Remember, LeBron completed his contract with Gilbert’s Cavs then signed with the Heat. Gilbert’s reaction was beyond over the top.

It was also probably rooted in racial attitudes that persist since a time rich white men held complete control over the lives of young black men.

LeBron, via Mark Anthony Green of GQ:

Did you feel like Dan Gilbert’s letter was racial?

“Um, I did. I did. It was another conversation I had to have with my kids. It was unfortunate, because I believed in my heart that I had gave that city and that owner, at that point in time, everything that I had. Unfortunately, I felt like, at that point in time, as an organization, we could not bring in enough talent to help us get to what my vision was. A lot of people say they want to win, but they really don’t know how hard it takes, or a lot of people don’t have the vision.

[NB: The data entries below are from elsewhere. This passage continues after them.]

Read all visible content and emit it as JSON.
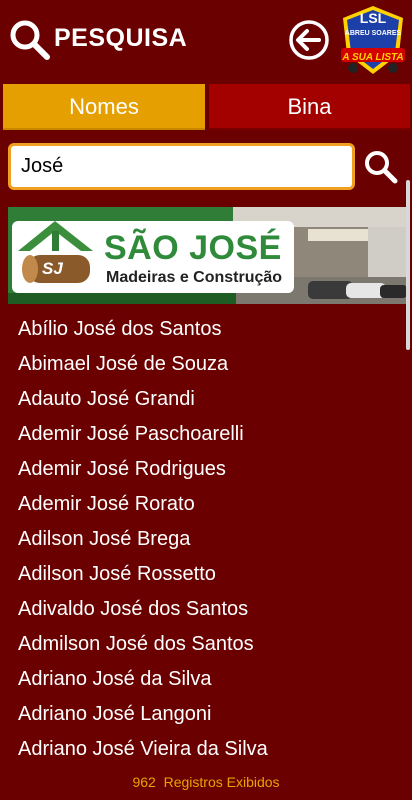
{
  "header": {
    "title": "PESQUISA",
    "logo": {
      "line1": "LSL",
      "line2": "ABREU SOARES",
      "line3": "A SUA LISTA"
    }
  },
  "tabs": [
    {
      "label": "Nomes",
      "active": true
    },
    {
      "label": "Bina",
      "active": false
    }
  ],
  "search": {
    "value": "José"
  },
  "banner": {
    "title": "SÃO JOSÉ",
    "subtitle": "Madeiras e Construção",
    "emblem": "SJ"
  },
  "results": [
    "Abílio José dos Santos",
    "Abimael José de Souza",
    "Adauto José Grandi",
    "Ademir José Paschoarelli",
    "Ademir José Rodrigues",
    "Ademir José Rorato",
    "Adilson José Brega",
    "Adilson José Rossetto",
    "Adivaldo José dos Santos",
    "Admilson José dos Santos",
    "Adriano José da Silva",
    "Adriano José Langoni",
    "Adriano José Vieira da Silva"
  ],
  "footer": {
    "count": "962",
    "label": "Registros Exibidos"
  },
  "colors": {
    "background": "#6b0000",
    "active_tab": "#e69f00",
    "inactive_tab": "#a30000",
    "accent": "#f0a020"
  }
}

So, you know, I don’t really like to go back on that letter, but it pops in my head a few times here, a few times there. I mean, it’s just human nature. I think that had a lot to do with race at that time, too, and that was another opportunity for me to kind of just sit back and say, ‘Okay, well, how can we get better? How can we get better? How can I get better?’ And if it happens again, then you’re able to have an even more positive outlook on it. It wasn’t the notion of I wanted to do it my way. It was the notion of I’m gonna play this game, and I’m gonna prepare myself so damn hard that when I decide to do something off the court, I want to be able to do it because I’ve paid my dues.”

We’ve obviously come a long way since slavery, but the racism used to justify that evil practice lingers. In 2017, few want to be racist. Many more do racist things. Racism is basked into our society, and it will require thoughtful recognition of it to eradicate it.

Gilbert’s letter contained racial undertones, Gilbert attempting to assert a control of LeBron he didn’t rightfully possess. If Gilbert considered how his letter fit into historical context, maybe he wouldn’t have written it. Whether or not Gilbert intended to be racist matters only so much. He danced in racist tones to vilify LeBron.

Now, maybe Gilbert has progressed. He apologized to LeBron for the letter (while trying to woo LeBron back to Cleveland in 2014) and said he’s learning more about the level of racism in this country.

But there’s still an apparent lingering distrust by LeBron toward Gilbert, and LeBron saying he still sometimes thinks about the letter only enhances that. That could matter as LeBron heads toward free agency.